It’s not exactly ancient history when the WSJ had precious little regard for conservatives such as Ted Cruz and Mike Lee. In an article at Truth Revolt from December of last year, pithily titled The Wall Street Journal Hates Ted Cruz. Here’s Why., Aaron Bandler runs through the many, many objections the WSJ has raised to Senator Cruz’ attempts to enforce conservative principles;
Also, Bret Stephens, who is on the Journal‘s editorial board, wrote a snarky column called “Let’s Elect Hillary Now” in which he accuses conservatives like Levin and radio host Laura Ingraham of having purity tests for Republican candidates that will guarantee a win for likely Democratic presidential nominee Hillary Clinton. The column was light on substance, but heavy on elitism.
That same day Ben Shapiro dissected Stephens’ ‘Elect Hillary Now’ article in depth on Truth Revolt;
In fact, Stephens calls Cruz as unpalatable as Trump with this nasty slur:
Mr. Cruz is happy to be on any side of an issue so long as he can paint himself as a “real Republican”—the implicit goal here being the automatic excommunication of anyone who disagrees with him. Naturally, he’s rising.
What absolute, self-serving hogwash. Cruz has been incredibly consistent, far more so than Rubio. In fact, Cruz and Trump were both leaders on one of Stephens’ chief priorities, stopping the Iran deal that Stephens’ beloved GOP establishment allowed to breeze through Congress.
But that doesn’t matter. In order to demonstrate that they aren’t the whiny pick-up-the-political-football-and-go-home types, however, the GOP establishment must insist that Mitt Romney didn’t lose because they picked him – no, it was somehow the base’s fault. And it will be the base’s fault again if Cruz or Trump gets the nomination.

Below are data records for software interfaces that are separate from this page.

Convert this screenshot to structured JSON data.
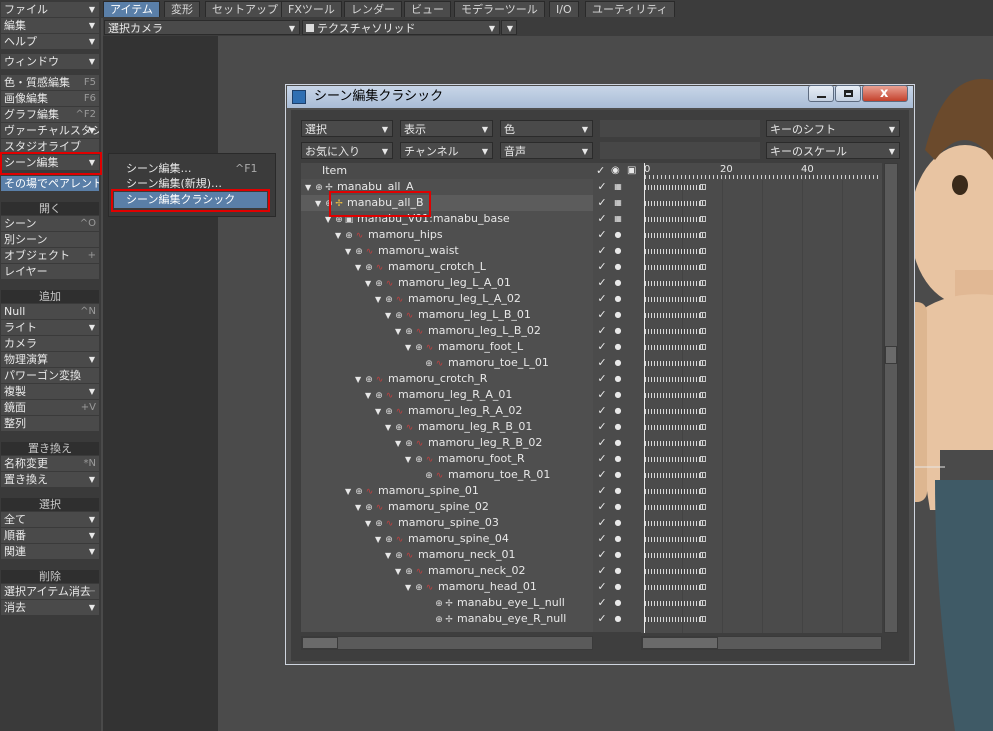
{
  "top_tabs": [
    "アイテム",
    "変形",
    "セットアップ",
    "FXツール",
    "レンダー",
    "ビュー",
    "モデラーツール",
    "I/O",
    "ユーティリティ"
  ],
  "left_menu": {
    "file": "ファイル",
    "edit": "編集",
    "help": "ヘルプ",
    "window": "ウィンドウ",
    "surface_editor": "色・質感編集",
    "surface_editor_key": "F5",
    "image_editor": "画像編集",
    "image_editor_key": "F6",
    "graph_editor": "グラフ編集",
    "graph_editor_key": "^F2",
    "virtual_studio": "ヴァーチャルスタジオ",
    "studio_live": "スタジオライブ",
    "scene_editor": "シーン編集",
    "in_place_preview": "その場でペアレント",
    "open_head": "開く",
    "scene": "シーン",
    "scene_key": "^O",
    "other_scene": "別シーン",
    "object": "オブジェクト",
    "object_key": "+",
    "layer": "レイヤー",
    "add_head": "追加",
    "null": "Null",
    "null_key": "^N",
    "light": "ライト",
    "camera": "カメラ",
    "dynamics": "物理演算",
    "polygon_convert": "パワーゴン変換",
    "clone": "複製",
    "mirror": "鏡面",
    "mirror_key": "+V",
    "align": "整列",
    "replace_head": "置き換え",
    "rename": "名称変更",
    "rename_key": "*N",
    "replace": "置き換え",
    "select_head": "選択",
    "all": "全て",
    "order": "順番",
    "related": "関連",
    "delete_head": "削除",
    "clear_selected": "選択アイテム消去",
    "clear_selected_key": "−",
    "clear": "消去"
  },
  "subbar": {
    "camera_select": "選択カメラ",
    "view_mode": "テクスチャソリッド"
  },
  "submenu": {
    "items": [
      "シーン編集…",
      "シーン編集(新規)…",
      "シーン編集クラシック"
    ],
    "shortcut": "^F1"
  },
  "window": {
    "title": "シーン編集クラシック",
    "controls": {
      "select": "選択",
      "display": "表示",
      "color": "色",
      "key_shift": "キーのシフト",
      "favorites": "お気に入り",
      "channel": "チャンネル",
      "audio": "音声",
      "key_scale": "キーのスケール"
    },
    "column_header": "Item",
    "timeline_ticks": [
      "0",
      "20",
      "40"
    ],
    "rows": [
      {
        "name": "manabu_all_A",
        "depth": 0,
        "type": "null"
      },
      {
        "name": "manabu_all_B",
        "depth": 1,
        "type": "null",
        "selected": true
      },
      {
        "name": "manabu_V01:manabu_base",
        "depth": 2,
        "type": "object"
      },
      {
        "name": "mamoru_hips",
        "depth": 3,
        "type": "bone"
      },
      {
        "name": "mamoru_waist",
        "depth": 4,
        "type": "bone"
      },
      {
        "name": "mamoru_crotch_L",
        "depth": 5,
        "type": "bone"
      },
      {
        "name": "mamoru_leg_L_A_01",
        "depth": 6,
        "type": "bone"
      },
      {
        "name": "mamoru_leg_L_A_02",
        "depth": 7,
        "type": "bone"
      },
      {
        "name": "mamoru_leg_L_B_01",
        "depth": 8,
        "type": "bone"
      },
      {
        "name": "mamoru_leg_L_B_02",
        "depth": 9,
        "type": "bone"
      },
      {
        "name": "mamoru_foot_L",
        "depth": 10,
        "type": "bone"
      },
      {
        "name": "mamoru_toe_L_01",
        "depth": 11,
        "type": "bone"
      },
      {
        "name": "mamoru_crotch_R",
        "depth": 5,
        "type": "bone"
      },
      {
        "name": "mamoru_leg_R_A_01",
        "depth": 6,
        "type": "bone"
      },
      {
        "name": "mamoru_leg_R_A_02",
        "depth": 7,
        "type": "bone"
      },
      {
        "name": "mamoru_leg_R_B_01",
        "depth": 8,
        "type": "bone"
      },
      {
        "name": "mamoru_leg_R_B_02",
        "depth": 9,
        "type": "bone"
      },
      {
        "name": "mamoru_foot_R",
        "depth": 10,
        "type": "bone"
      },
      {
        "name": "mamoru_toe_R_01",
        "depth": 11,
        "type": "bone"
      },
      {
        "name": "mamoru_spine_01",
        "depth": 4,
        "type": "bone"
      },
      {
        "name": "mamoru_spine_02",
        "depth": 5,
        "type": "bone"
      },
      {
        "name": "mamoru_spine_03",
        "depth": 6,
        "type": "bone"
      },
      {
        "name": "mamoru_spine_04",
        "depth": 7,
        "type": "bone"
      },
      {
        "name": "mamoru_neck_01",
        "depth": 8,
        "type": "bone"
      },
      {
        "name": "mamoru_neck_02",
        "depth": 9,
        "type": "bone"
      },
      {
        "name": "mamoru_head_01",
        "depth": 10,
        "type": "bone"
      },
      {
        "name": "manabu_eye_L_null",
        "depth": 12,
        "type": "null"
      },
      {
        "name": "manabu_eye_R_null",
        "depth": 12,
        "type": "null"
      }
    ]
  },
  "colors": {
    "accent": "#5a7fa8",
    "highlight_red": "#e00000",
    "panel_bg": "#3e3e3e"
  }
}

Shapiro remarks that Stephens “mocks”, “snarls” and insists “the only reason to disagree with him is a collective political death wish”. Ben Shapiro has been one of the most prominent (and during the Michelle Fields affair, most strident) public conservatives associated with #NeverTrump, yet there seems little room for either Ted Cruz or Mr. Shapiro in this new, ‘restored’ conservative movement Stephens imagines.
So, if Ted Cruz, Mike Lee, Ben Shapiro et al are insufficiently representative of the ‘conservative’ movement the WSJ wishes to restore, what does actually inform the WSJ’s conceptualization of ‘conservatism’? Again, from Bandler’s article at Truth Revolt;

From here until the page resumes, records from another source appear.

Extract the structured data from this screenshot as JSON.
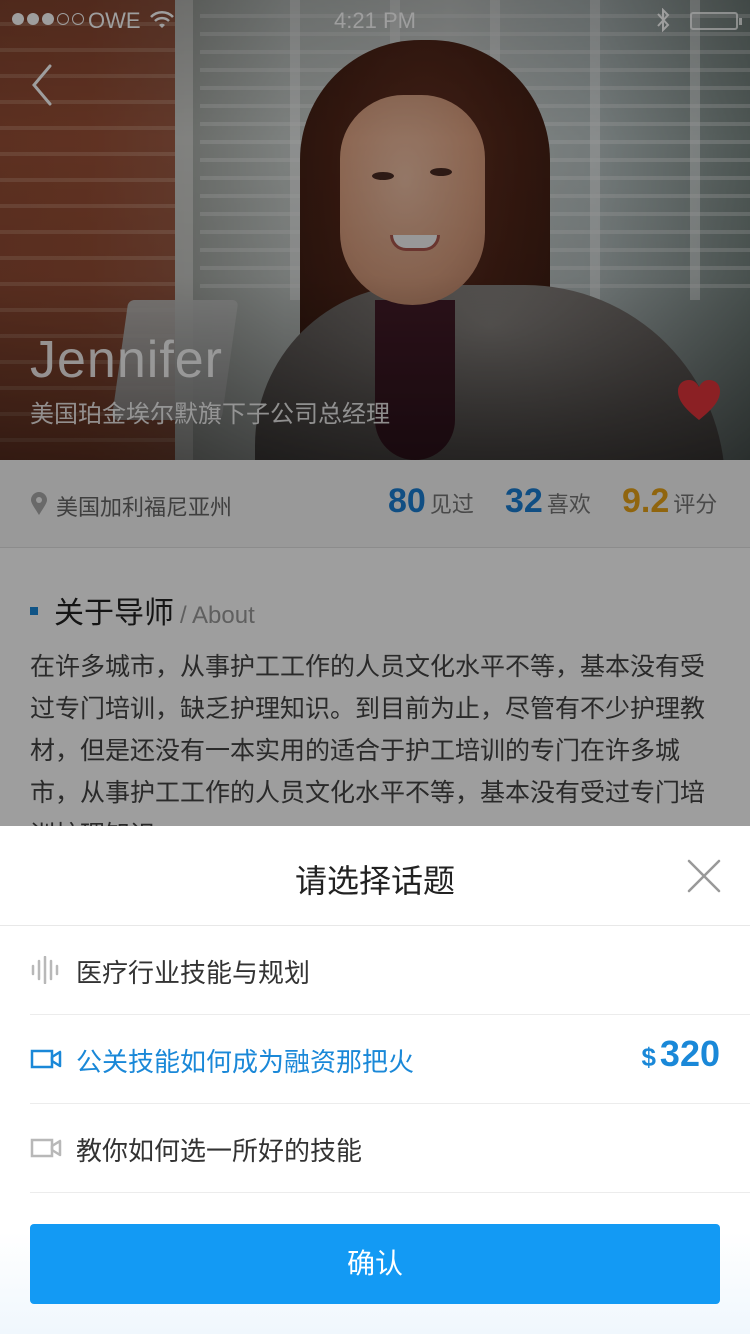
{
  "status_bar": {
    "carrier": "OWE",
    "time": "4:21 PM"
  },
  "profile": {
    "name": "Jennifer",
    "title": "美国珀金埃尔默旗下子公司总经理",
    "location": "美国加利福尼亚州",
    "stats": [
      {
        "value": "80",
        "label": "见过",
        "color": "#1a7fd4"
      },
      {
        "value": "32",
        "label": "喜欢",
        "color": "#1a7fd4"
      },
      {
        "value": "9.2",
        "label": "评分",
        "color": "#e8a317"
      }
    ]
  },
  "about": {
    "title": "关于导师",
    "subtitle": "/ About",
    "text": "在许多城市，从事护工工作的人员文化水平不等，基本没有受过专门培训，缺乏护理知识。到目前为止，尽管有不少护理教材，但是还没有一本实用的适合于护工培训的专门在许多城市，从事护工工作的人员文化水平不等，基本没有受过专门培训护理知识"
  },
  "sheet": {
    "title": "请选择话题",
    "topics": [
      {
        "label": "医疗行业技能与规划",
        "icon": "audio-wave-icon",
        "active": false
      },
      {
        "label": "公关技能如何成为融资那把火",
        "icon": "video-camera-icon",
        "active": true,
        "price_symbol": "$",
        "price": "320"
      },
      {
        "label": "教你如何选一所好的技能",
        "icon": "video-camera-icon",
        "active": false
      }
    ],
    "confirm_label": "确认"
  },
  "colors": {
    "accent": "#139af4",
    "link_blue": "#1a88d8",
    "rating_orange": "#e8a317",
    "heart_red": "#e0353a"
  }
}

To really get an idea of the mindset of the Journal, one simply needs to look back to their editorial on July 3, 1984 called “In Praise of Huddled Masses” in which they called for open borders.
“If Washington still wants to ‘do something’ about immigration, we propose a five-word constitutional amendment: There shall be open borders,” the editorial read.
In his articles Mr. Stephens explicitly denies the very idea of an ‘Establishment’ GOP. He has openly denigrated conservatives in the mold of Senators Ted Cruz and Mike Lee. Two years ago it was the libertarian conservative Senator Rand Paul that Stephens was denigrating. In that article Stephens seems to reserve his warmest regards for such conservative stalwarts as… Governors Jeb Bush and Chris Christie. Winners, respectively, of 0.92% and 0.18% of the GOP primary vote. They really are representing the 1% (well, 1.1%)!
Stephens inadvertently illustrates that whether Trump or Hillary occupies the Oval Office next year, the conservative movement and the GOP face dark times ahead. As Myron Magnate observes, the voters are angry, animated by “the sense that the U.S. government no longer belongs to the people and no longer represents them“, a sense that “reflects the real state of affairs”. By this December we will be well into the question of what the conservative movement actually is and what it seeks to conserve.
Unfortunately for us all, it seems there is no shortage of people that someone wants out of the movement. What remains to be seen is if anyone at all will be left.